By Hannah Lang, Tom Wilson and Elizabeth Howcroft
WASHINGTON/LONDON (Reuters) – The firm behind Binance’s stablecoin, Paxos Trust Company, said the U.S. Securities and Exchange Commission (SEC) has told the company it should have registered the product as a security and is considering taking action against the platform.
In a statement on Monday, Paxos said it disagreed with the SEC’s allegations that Binance USD is a security and is “prepared to vigorously litigate if necessary.”
The move represents one of the SEC’s first actions on stablecoins, though Chair Gary Gensler has previously said he believes some stablecoins to be securities.
The announcement comes hours after the New York Department of Financial Services (NYDFS) said in a consumer alert it has ordered Paxos to stop minting Binance USD, citing “unresolved issues” in Paxos’ oversight of its relationship with Binance.
An NYDFS spokesperson later told Reuters via email that Paxos violated its obligations for “tailored, periodic risk assessments” and due diligence checks on Binance and Binance USD customers needed to stop “bad actors from using the platform.”
Paxos said in a statement that it would stop issuing new Binance USD, which is backed by traditional cash and U.S. Treasury bills, from Feb. 21, but would continue to support and redeem the tokens until at least February 2024.

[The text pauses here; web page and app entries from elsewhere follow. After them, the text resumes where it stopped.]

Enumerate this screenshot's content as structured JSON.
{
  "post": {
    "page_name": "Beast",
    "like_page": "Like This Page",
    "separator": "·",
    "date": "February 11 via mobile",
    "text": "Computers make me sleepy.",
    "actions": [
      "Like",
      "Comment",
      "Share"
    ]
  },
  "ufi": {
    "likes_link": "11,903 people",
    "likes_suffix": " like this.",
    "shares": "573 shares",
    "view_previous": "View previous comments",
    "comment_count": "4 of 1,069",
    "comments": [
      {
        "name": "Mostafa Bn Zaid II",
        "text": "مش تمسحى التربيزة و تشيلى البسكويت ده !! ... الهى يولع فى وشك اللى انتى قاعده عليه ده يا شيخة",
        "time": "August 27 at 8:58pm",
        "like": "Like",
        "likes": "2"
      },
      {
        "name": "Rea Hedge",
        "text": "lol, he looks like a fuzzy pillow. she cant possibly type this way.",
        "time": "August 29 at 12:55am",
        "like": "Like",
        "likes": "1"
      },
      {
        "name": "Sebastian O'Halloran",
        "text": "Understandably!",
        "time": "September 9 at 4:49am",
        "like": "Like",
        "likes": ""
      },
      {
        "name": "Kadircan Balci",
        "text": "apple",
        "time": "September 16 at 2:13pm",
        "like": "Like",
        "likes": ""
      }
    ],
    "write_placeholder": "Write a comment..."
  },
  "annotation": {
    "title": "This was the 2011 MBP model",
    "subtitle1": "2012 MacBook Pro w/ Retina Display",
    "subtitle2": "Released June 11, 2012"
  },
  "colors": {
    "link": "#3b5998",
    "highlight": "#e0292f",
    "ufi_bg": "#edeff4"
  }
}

In a subsequent statement on Monday confirming that the SEC had put the firm on notice, Paxos said “there are unequivocally no other allegations” against the company.
“Paxos has always prioritized the safety of its customers’ assets,” the company said in the statement.
An SEC spokesperson said the agency does not comment on the existence or nonexistence of a possible investigation.
Stablecoins, digital tokens typically backed by traditional assets that are designed to hold a steady value, have emerged as one of the key cogs in the crypto economy. They are used for trading between volatile tokens like bitcoin and, in some emerging economies, as a means to protect savings against inflation.
The NYDFS move represents a setback to Binance’s efforts to gain market share from larger stablecoin rivals such as Tether and USD Coin, analysts said. The loss the New York-regulated status offered by Paxos may also hurt Binance’s appeal to larger investors, they said.
“It is a big setback for Binance,” said Ivan Kachkovski, FX and crypto strategist at UBS. “It remains to be seen whether (and when) Binance will be able to find a U.S.-based partner for its stablecoin. The latter appears crucial in the wake of U.S. regulation on stablecoins that is coming sooner rather than later.”
RACE FOR THE ‘DOLLAR OF CRYPTO’
Binance USD is the third-biggest stablecoin behind market leader Tether and USD Coin, with about $16 billion in circulation, and is the seventh-biggest cryptocurrency, according to market tracker CoinGecko.
The token “in theory had the potential to replace both as a de jure dollar of crypto,” said Joseph Edwards, investment adviser at crypto firm Enigma Securities.
“What’s being seen on the desks today is a significant flight from BUSD to USDT (Tether),” he said.
Binance Coin, the platform’s native token, was last down 9.7%, according to CoinGecko.
Binance CEO Changpeng Zhao wrote in a series of tweets on Monday that the regulator’s decision meant that “BUSD market cap will only decrease over time,” adding that Paxos has assured Binance the funds were fully covered by Paxos’ bank reserves.
Binance would “continue to support BUSD for the foreseeable future,” Zhao said, predicting that users would shift to “other stablecoins over time.”
The NYDFS move, first reported by the Wall Street Journal, comes amid a wider crackdown on cryptocurrencies and Binance by U.S. regulators. The Justice Department is investigating Binance for suspected money laundering and sanctions violations, Reuters has previously reported. Binance has previously said it regularly works with regulatory agencies to address questions they may have.
(Reporting by Hannah Lang in Washington and Tom Wilson and Elizabeth Howcroft in London; Editing by Caitlin Webber and Matthew Lewis)